Website and app data records:
# # # # #

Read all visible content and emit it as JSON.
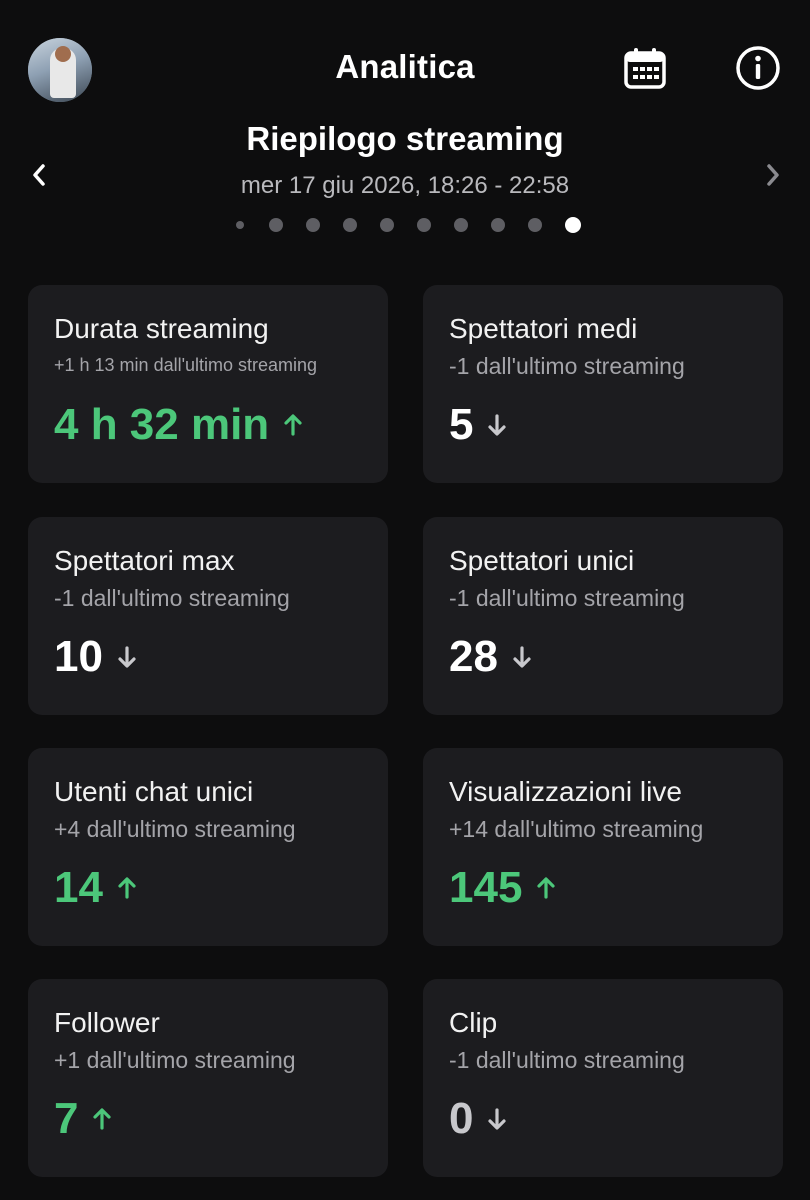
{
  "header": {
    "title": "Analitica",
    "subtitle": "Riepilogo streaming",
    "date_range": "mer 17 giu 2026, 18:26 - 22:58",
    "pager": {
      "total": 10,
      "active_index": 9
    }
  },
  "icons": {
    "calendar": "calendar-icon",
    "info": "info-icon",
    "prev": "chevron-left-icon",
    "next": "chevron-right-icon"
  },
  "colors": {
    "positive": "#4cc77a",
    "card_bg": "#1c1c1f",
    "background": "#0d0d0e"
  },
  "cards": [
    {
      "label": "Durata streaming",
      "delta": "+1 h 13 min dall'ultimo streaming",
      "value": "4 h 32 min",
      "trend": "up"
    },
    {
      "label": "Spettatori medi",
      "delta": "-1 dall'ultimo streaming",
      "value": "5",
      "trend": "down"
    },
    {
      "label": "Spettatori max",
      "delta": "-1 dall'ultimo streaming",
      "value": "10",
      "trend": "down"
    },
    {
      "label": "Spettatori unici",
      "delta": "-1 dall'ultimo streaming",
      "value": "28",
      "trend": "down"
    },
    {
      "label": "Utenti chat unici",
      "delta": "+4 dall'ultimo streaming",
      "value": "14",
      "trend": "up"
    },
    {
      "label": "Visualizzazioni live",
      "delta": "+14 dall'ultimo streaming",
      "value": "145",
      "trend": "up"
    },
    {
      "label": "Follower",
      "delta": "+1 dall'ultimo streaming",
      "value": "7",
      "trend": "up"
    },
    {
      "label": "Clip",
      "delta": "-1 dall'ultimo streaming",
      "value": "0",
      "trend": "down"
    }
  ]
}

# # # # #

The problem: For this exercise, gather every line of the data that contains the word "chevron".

Your response:
    "prev": "chevron-left-icon",
    "next": "chevron-right-icon"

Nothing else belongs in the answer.